This explains what was unique about the reversal of the test of not knowing the cause for which they were told to contribute,.
Had they known the cause, it would have been much easier for them to internalize the value and the importance of their contribution to the Mishkan.  
Not knowing, initially, what the cause was, they went beyond just giving in response to a command from an unknowable and inscrutable G‑d. They actually internalized it and felt that they were receiving as much as giving.
To summarize:
By G‑d first telling them to give and afterward revealing the cause for which they had to give, was unique because:
a) It was not just some amorphous, theoretical cause; it was a specific command to give of their wealth, without knowing for what purpose.
b) This command came after their loving relationship with G‑d was shattered by the sin of the Golden Calf. Yet, it did not weaken their dedication to give without even knowing for what and why they were giving.
c) They were asked not only to give but also to take, absorb and internalize their giving, without the luxury of knowing for what and why.
Preparing for Moshiach and Redemption
As the Rebbe told us, we are living on the very threshold of the Messianic Age. The Messianic Age will bring about the building of the Third Bais Hamikdash; the conduit for G‑d’s revelation throughout the world. 

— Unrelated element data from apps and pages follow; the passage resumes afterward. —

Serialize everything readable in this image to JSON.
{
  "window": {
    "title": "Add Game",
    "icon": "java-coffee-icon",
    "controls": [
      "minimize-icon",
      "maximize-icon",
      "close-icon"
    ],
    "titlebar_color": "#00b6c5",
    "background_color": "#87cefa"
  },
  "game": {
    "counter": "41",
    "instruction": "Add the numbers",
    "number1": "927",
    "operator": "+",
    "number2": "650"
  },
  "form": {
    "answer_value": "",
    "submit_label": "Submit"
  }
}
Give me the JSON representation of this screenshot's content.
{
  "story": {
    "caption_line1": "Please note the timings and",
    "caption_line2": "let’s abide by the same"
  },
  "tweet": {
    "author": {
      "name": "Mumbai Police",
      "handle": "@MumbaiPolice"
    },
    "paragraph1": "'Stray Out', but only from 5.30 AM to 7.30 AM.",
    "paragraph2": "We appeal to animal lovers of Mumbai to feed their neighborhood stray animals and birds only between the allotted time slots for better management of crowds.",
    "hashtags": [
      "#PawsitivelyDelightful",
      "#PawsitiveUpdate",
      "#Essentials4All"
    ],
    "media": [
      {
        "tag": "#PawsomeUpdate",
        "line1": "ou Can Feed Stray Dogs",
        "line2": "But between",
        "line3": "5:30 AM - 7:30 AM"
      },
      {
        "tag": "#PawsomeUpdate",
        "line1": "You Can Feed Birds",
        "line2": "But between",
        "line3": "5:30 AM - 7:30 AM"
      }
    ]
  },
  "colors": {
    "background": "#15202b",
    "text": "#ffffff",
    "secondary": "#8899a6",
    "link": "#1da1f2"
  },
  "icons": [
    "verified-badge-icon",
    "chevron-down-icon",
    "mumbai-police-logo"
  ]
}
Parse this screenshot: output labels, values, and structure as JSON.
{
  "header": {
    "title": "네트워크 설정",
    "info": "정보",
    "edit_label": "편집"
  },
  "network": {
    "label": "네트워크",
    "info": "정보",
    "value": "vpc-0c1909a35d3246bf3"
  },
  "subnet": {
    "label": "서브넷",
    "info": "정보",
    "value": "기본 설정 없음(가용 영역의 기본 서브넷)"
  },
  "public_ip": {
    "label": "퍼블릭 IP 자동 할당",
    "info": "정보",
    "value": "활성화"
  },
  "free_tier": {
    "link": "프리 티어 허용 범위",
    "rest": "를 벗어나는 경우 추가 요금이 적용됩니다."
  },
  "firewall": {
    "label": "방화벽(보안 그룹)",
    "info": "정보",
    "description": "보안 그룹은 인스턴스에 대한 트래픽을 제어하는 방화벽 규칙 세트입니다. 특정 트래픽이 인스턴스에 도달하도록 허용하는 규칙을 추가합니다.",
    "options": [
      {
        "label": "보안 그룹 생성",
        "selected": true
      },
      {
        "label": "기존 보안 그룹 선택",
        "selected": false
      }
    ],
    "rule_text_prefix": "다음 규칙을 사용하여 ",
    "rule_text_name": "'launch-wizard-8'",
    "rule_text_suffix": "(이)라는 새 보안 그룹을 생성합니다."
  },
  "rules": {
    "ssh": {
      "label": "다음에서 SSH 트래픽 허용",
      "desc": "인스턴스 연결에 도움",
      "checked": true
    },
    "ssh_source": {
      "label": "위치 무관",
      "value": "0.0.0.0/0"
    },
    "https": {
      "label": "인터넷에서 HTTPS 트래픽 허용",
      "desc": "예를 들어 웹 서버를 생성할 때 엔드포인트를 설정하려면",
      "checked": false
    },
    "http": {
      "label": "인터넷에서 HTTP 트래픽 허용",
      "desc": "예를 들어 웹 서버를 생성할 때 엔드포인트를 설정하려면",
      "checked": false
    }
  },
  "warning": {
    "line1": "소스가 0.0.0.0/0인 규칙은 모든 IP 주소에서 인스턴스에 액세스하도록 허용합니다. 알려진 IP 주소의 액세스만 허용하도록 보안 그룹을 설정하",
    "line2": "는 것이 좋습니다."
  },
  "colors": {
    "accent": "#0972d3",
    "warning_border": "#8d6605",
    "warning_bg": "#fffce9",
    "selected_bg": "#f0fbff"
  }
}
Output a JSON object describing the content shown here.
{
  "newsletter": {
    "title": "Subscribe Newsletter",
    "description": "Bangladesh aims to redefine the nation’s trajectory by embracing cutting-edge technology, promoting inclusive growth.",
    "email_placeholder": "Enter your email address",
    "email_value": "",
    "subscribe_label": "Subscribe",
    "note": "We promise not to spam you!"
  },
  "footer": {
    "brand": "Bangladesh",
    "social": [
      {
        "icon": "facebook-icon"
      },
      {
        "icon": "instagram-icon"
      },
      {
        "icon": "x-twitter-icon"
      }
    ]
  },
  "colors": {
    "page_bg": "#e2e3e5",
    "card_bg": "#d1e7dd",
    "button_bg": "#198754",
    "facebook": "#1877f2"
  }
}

We are asked to contribute towards this objective by the Mitzvos we do now.
Our Mitzvah observance will be ideal and complete when we apply the foregoing three points:
First, we must not just hope and wait for Moshiach in a general, non-descript fashion but commit ourselves to specific actions that hasten and prepare us for the Redemption, such as giving tzedakah and learning the parts of Torah that deal with Moshiach and Redemption.
Second, even when it seems that Galus conditions and attitudes define our lives and our relationship with G‑d is wanting, we still will give of ourselves unconditionally as if we are in the state of Redemption.
Third, and equally important, we do not just give and submit without feeling. We must allow the light of Redemption to enter into our consciousness, our minds and hearts, and fully internalize its energy.